p>Congestive heart failure (CHF) is a disease that does more than costs lives. It also affects quality of life for millions of sufferers and is responsible for millions in medical care costs—especially charges related to hospital readmissions. Prairie Heart Institute Southern Illinois Healthcare is working to provide CHF patients with long, productive lives while lowering readmissions and costs associated with the condition.
Nabil Al-Sharif, M.D. & Congestive Heart Failure
Herrin Hospital Home to Cardiac Center
On February 25, 2013 a new Cardiac Management Center located at Herrin Hospital will be fully operational, and will feature a staff of providers including mid-level providers and specialty nurses who will follow up with recently-discharged CHF patients to answer questions, provide follow-up support and encouragement.
Prairie Cardiologist Dr. Nabil Al Sharif says that treatments for congestive heart failure nationwide total nearly $40 billion each year. He adds that 500,000 new heart failures will be diagnosed this year. Even in southern Illinois, the problem is significant. More than 2,500 patients were treated at Southern Illinois Healthcare facilities for heart failure in the last 11 months. Many of those patients made repeated visits to area hospitals.
Reducing Readmission Rates
“There are high readmission rates for CHF and we’re trying to prevent that,” Vicki Miller RN, who coordinates the Cardiac Management Center, says. “We’re working on the inpatient side to make sure we’re giving optimum care to our chest pain patients and then this new program will touch on all of the areas that tend to bring them back to the hospital.”
“This will be care after the care,” Miller explains. “It’s like a safety net dedicated to a population who we have found really needs some extra attention.”
Supporting Congestive Heart Failure Patients
“We’ll go over records, review their dietary and fluid restrictions with them and check on their medications,” Miller says. “We’ll look at their medication list to see if they understand and even if they were able to get their prescriptions filled. It’s all designed to keep them out of the hospital.”
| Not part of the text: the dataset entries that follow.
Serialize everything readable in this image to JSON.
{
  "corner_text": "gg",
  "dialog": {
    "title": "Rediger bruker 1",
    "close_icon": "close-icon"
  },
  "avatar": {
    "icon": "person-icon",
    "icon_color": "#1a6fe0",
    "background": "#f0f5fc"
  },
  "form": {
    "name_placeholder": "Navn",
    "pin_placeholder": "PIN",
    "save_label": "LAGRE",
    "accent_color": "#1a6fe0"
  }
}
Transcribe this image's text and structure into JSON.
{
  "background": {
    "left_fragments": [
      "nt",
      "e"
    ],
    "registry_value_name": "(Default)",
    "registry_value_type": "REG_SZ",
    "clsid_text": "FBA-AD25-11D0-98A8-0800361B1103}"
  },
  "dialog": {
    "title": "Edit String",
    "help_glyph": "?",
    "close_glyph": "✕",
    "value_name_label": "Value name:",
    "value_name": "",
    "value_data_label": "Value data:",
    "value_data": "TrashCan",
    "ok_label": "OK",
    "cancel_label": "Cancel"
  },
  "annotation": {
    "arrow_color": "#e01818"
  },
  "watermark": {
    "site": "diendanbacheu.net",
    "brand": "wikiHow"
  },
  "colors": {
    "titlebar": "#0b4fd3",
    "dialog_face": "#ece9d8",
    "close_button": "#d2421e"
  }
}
Miller says the programs will involve family members and other support people, as well. For Al Sharif, the follow-up will be key to successful treatment of CHF.
Al Sharif says traditionally, 27 to 30 percent of CHF patients are readmitted to the hospital within a month. He hopes the efforts of the Cardiac Management Center will drastically reduce that number across all SIH hospitals.
The center will be staffed by nurses and mid-level providers who will work with recently discharged CHF patients to make sure they are following prescribed protocols and getting both the medications and follow-up appointments necessary.
“We believe that by educating these patients and having follow-up with them, we can reduce readmissions by 50 percent,” Al Sharif says.